Before long there were 30 of them, crammed into that parlour, all shouting, “This is wrong! Ben, tell us, what shall we do? We are ready to take these people on. We’re going to fight! We must defend ourselves! We must take up arms! We can’t let them burn our churches and our homes.”
I said, “No, you can’t talk like that. We can only do what the Lord asks us to do.” But what was the Lord asking? As more kept coming, along with their demands, I knew I had to find out. I excused myself, went to a guest room in Dr Gani’s house, locked myself in, and prayed.
STILL the people kept coming. They were asking Dr Gani, “Where’s Ben, where is our chairman?” And Dr Gani would say, “He’s praying.” As the good doctor was fending off the steady stream of people knocking on his door, demanding to know what should be done, I was pacing my room alone, with the same question: “Lord, what should I do? The people are asking me. What should I say to them?

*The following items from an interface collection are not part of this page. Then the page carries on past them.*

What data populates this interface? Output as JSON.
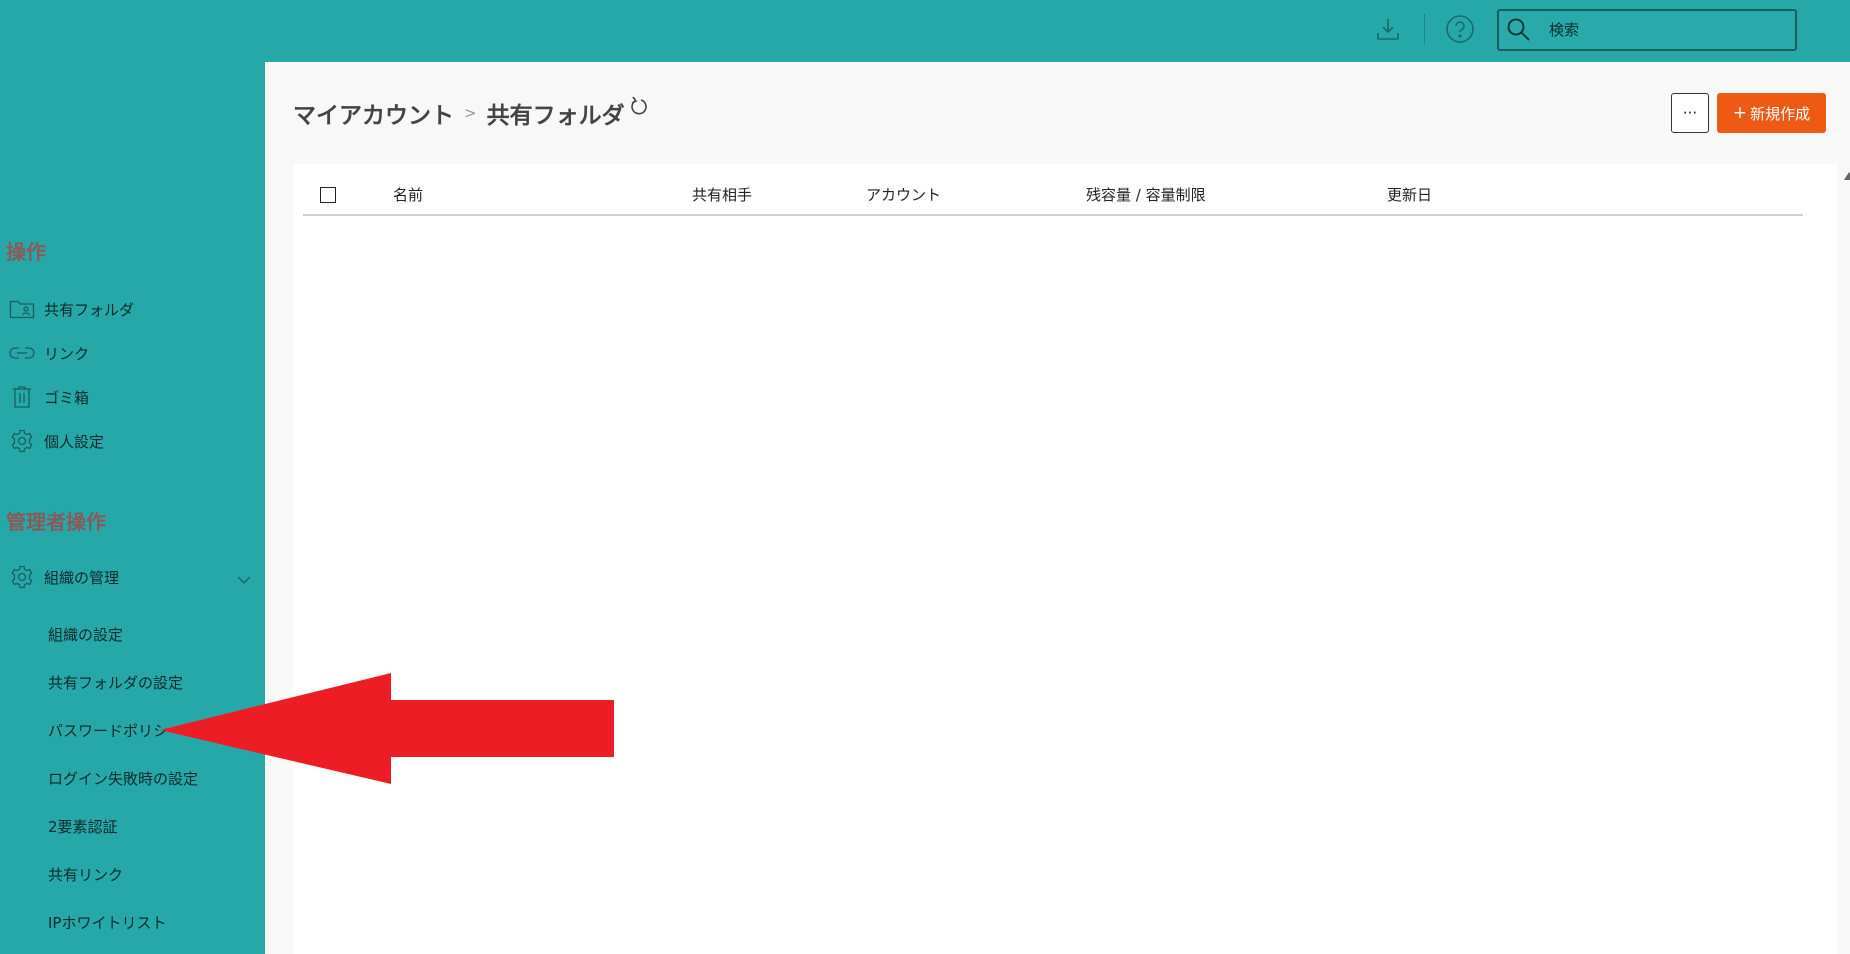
{
  "topbar": {
    "search_placeholder": "検索",
    "icons": [
      "download-icon",
      "help-icon",
      "search-icon"
    ]
  },
  "sidebar": {
    "section_operations": "操作",
    "operations": [
      {
        "label": "共有フォルダ",
        "icon": "shared-folder-icon"
      },
      {
        "label": "リンク",
        "icon": "link-icon"
      },
      {
        "label": "ゴミ箱",
        "icon": "trash-icon"
      },
      {
        "label": "個人設定",
        "icon": "gear-icon"
      }
    ],
    "section_admin": "管理者操作",
    "admin_group": {
      "label": "組織の管理",
      "icon": "gear-icon",
      "expanded": true
    },
    "admin_items": [
      "組織の設定",
      "共有フォルダの設定",
      "パスワードポリシー",
      "ログイン失敗時の設定",
      "2要素認証",
      "共有リンク",
      "IPホワイトリスト"
    ]
  },
  "main": {
    "breadcrumb": [
      "マイアカウント",
      "共有フォルダ"
    ],
    "more_label": "···",
    "new_button_label": "新規作成",
    "new_button_plus": "+",
    "columns": [
      "名前",
      "共有相手",
      "アカウント",
      "残容量 / 容量制限",
      "更新日"
    ]
  },
  "colors": {
    "accent": "#27a8a8",
    "primary_button": "#ee5a14",
    "section_title": "#8a5a5a",
    "annotation_arrow": "#ee1c25"
  }
}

What will happen?”
I was afraid. The whole world seemed to be waiting on me. But I had no word for them. “Lord, please, give me a word.” I prayed that again and again until I got tired of begging for the same thing. I would pace, get on my knees, then pace again. At times I was flat on the floor, prostrate. This went on for two hours. And then I realised: when God goes quiet, it is often because He has already spoken.

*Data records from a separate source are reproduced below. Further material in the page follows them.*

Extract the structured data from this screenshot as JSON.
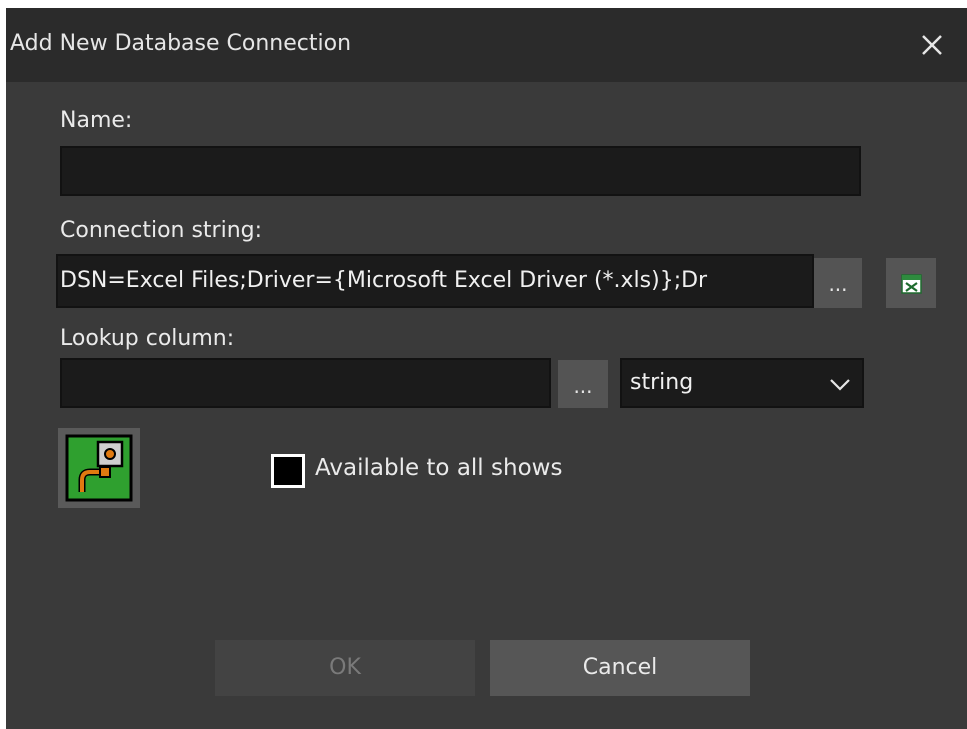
{
  "dialog": {
    "title": "Add New Database Connection",
    "close_icon": "close-icon"
  },
  "name": {
    "label": "Name:",
    "value": ""
  },
  "connection": {
    "label": "Connection string:",
    "value": "DSN=Excel Files;Driver={Microsoft Excel Driver (*.xls)};Dr",
    "browse_label": "...",
    "excel_icon": "excel-icon"
  },
  "lookup": {
    "label": "Lookup column:",
    "value": "",
    "browse_label": "...",
    "type_selected": "string"
  },
  "plugin_icon": "plugin-connection-icon",
  "shared": {
    "label": "Available to all shows",
    "checked": false
  },
  "buttons": {
    "ok": "OK",
    "cancel": "Cancel"
  },
  "colors": {
    "background": "#3a3a3a",
    "titlebar": "#2b2b2b",
    "field": "#1b1b1b",
    "plugin_green": "#2fa02f",
    "plugin_orange": "#e07a10"
  }
}
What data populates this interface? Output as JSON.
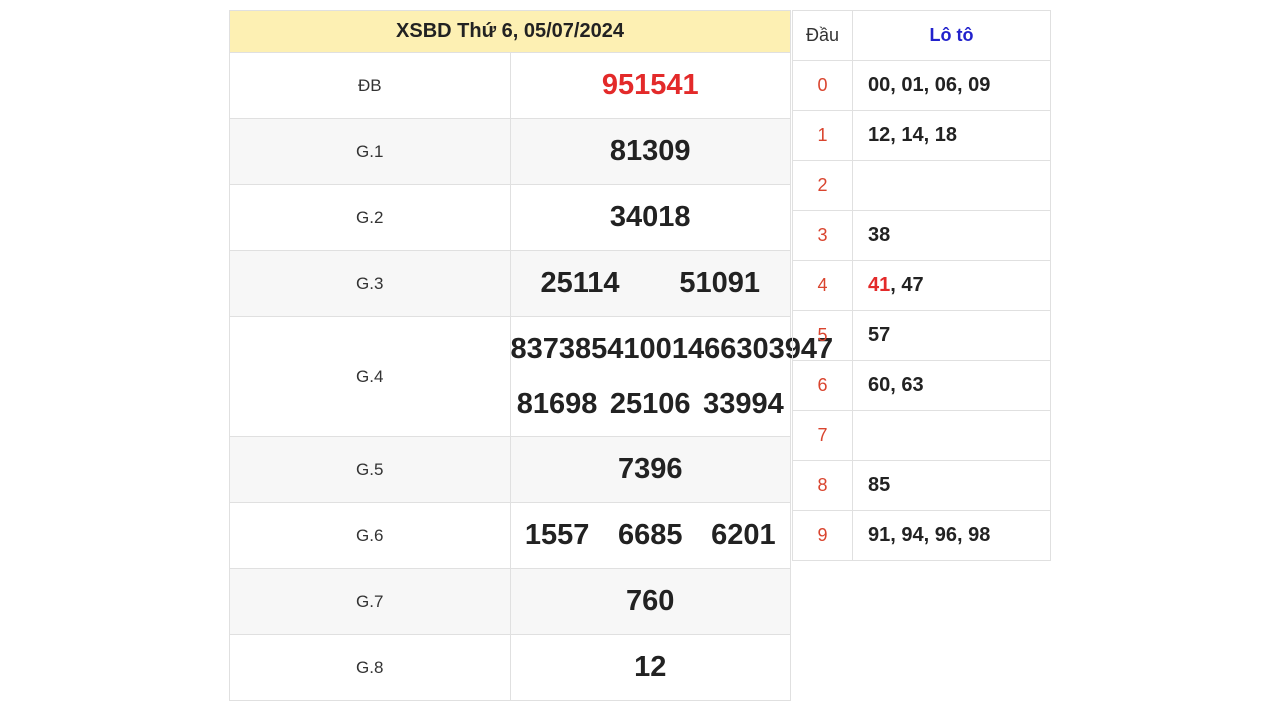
{
  "results": {
    "title": "XSBD Thứ 6, 05/07/2024",
    "prizes": [
      {
        "label": "ĐB",
        "numbers": [
          "951541"
        ]
      },
      {
        "label": "G.1",
        "numbers": [
          "81309"
        ]
      },
      {
        "label": "G.2",
        "numbers": [
          "34018"
        ]
      },
      {
        "label": "G.3",
        "numbers": [
          "25114",
          "51091"
        ]
      },
      {
        "label": "G.4",
        "numbers": [
          "83738",
          "54100",
          "14663",
          "03947",
          "81698",
          "25106",
          "33994"
        ]
      },
      {
        "label": "G.5",
        "numbers": [
          "7396"
        ]
      },
      {
        "label": "G.6",
        "numbers": [
          "1557",
          "6685",
          "6201"
        ]
      },
      {
        "label": "G.7",
        "numbers": [
          "760"
        ]
      },
      {
        "label": "G.8",
        "numbers": [
          "12"
        ]
      }
    ]
  },
  "loto": {
    "header_dau": "Đầu",
    "header_loto": "Lô tô",
    "rows": [
      {
        "dau": "0",
        "values": [
          "00",
          "01",
          "06",
          "09"
        ]
      },
      {
        "dau": "1",
        "values": [
          "12",
          "14",
          "18"
        ]
      },
      {
        "dau": "2",
        "values": []
      },
      {
        "dau": "3",
        "values": [
          "38"
        ]
      },
      {
        "dau": "4",
        "values": [
          "41",
          "47"
        ],
        "highlight": "41"
      },
      {
        "dau": "5",
        "values": [
          "57"
        ]
      },
      {
        "dau": "6",
        "values": [
          "60",
          "63"
        ]
      },
      {
        "dau": "7",
        "values": []
      },
      {
        "dau": "8",
        "values": [
          "85"
        ]
      },
      {
        "dau": "9",
        "values": [
          "91",
          "94",
          "96",
          "98"
        ]
      }
    ]
  },
  "colors": {
    "special": "#e32a2a",
    "title_bg": "#fdf0b3",
    "loto_header": "#2222cc",
    "dau": "#d9442e"
  }
}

When I finally emerged at 3 a.m., the crowd had almost doubled. I knew what I had to say would fail to please those who were waiting. I wrote something down on a piece of paper, handed it to one of the CAN officials, and said, “Go and type this up, and I will sign it.” It said, “Dear Christians, this letter is from me. The Lord says, ‘Do nothing.’” And I signed it. As simple as that.
They were saying, “What?” “That’s what the Lord said.” The sermon I had preached at the polo field only a few weeks earlier had come back to me in a flash. Exodus 14.13-14: “Do not be afraid. Stand firm and you will see the deliverance the Lord will bring you today. . . The Lord will fight for you; you need only to be still.”
I knew this was God. It might not have been what anyone wanted to hear, but I was sure it was what God wanted us to do. “Stand still and do nothing.” In the midst of my prayers, the confirmation came.
I asked one of our men to make copies. We rolled out several hundred, and distributed them to all the churches in Zaria that night and the following day. I was well aware, in writing those words, that I could have been ordering people to surrender to their deaths. In fact, that’s what some said. Some couldn’t believe I had written this. They recognised my signature, but thought I’d given it under duress. Some even thought the government had bribed me to say this.
But the amazing thing is that the people believed me. They believed me and they trusted me. After I signed the letter I went back to prayer, begging God, “Let there be no bloodshed, let there be no killing.”
YES, there were a few deaths. Some were injured, and some pastors were beaten, but it could have been much, much worse. It quickly became clear that what the militants had hoped for was not happening. The intention behind these attacks was to provoke Christians to retaliate, resist, or take revenge. The extremists were hoping that we would provide them with the excuse and justification for more violence.
If Christians had acted with revenge, that would have resulted in the widespread arrest of church leaders. The government would have declared martial law. But that opportunity was lost to the extremists because our response was to obey God and do nothing. Instead, the attacks became an embarrassment to the extremists.
This is an abridged extract from Neither Bomb nor Bullet — Benjamin Kwashi: Archbishop on the front line by Andrew Boyd, published by Monarch Books at £12.99 (CT Bookshop £11.70).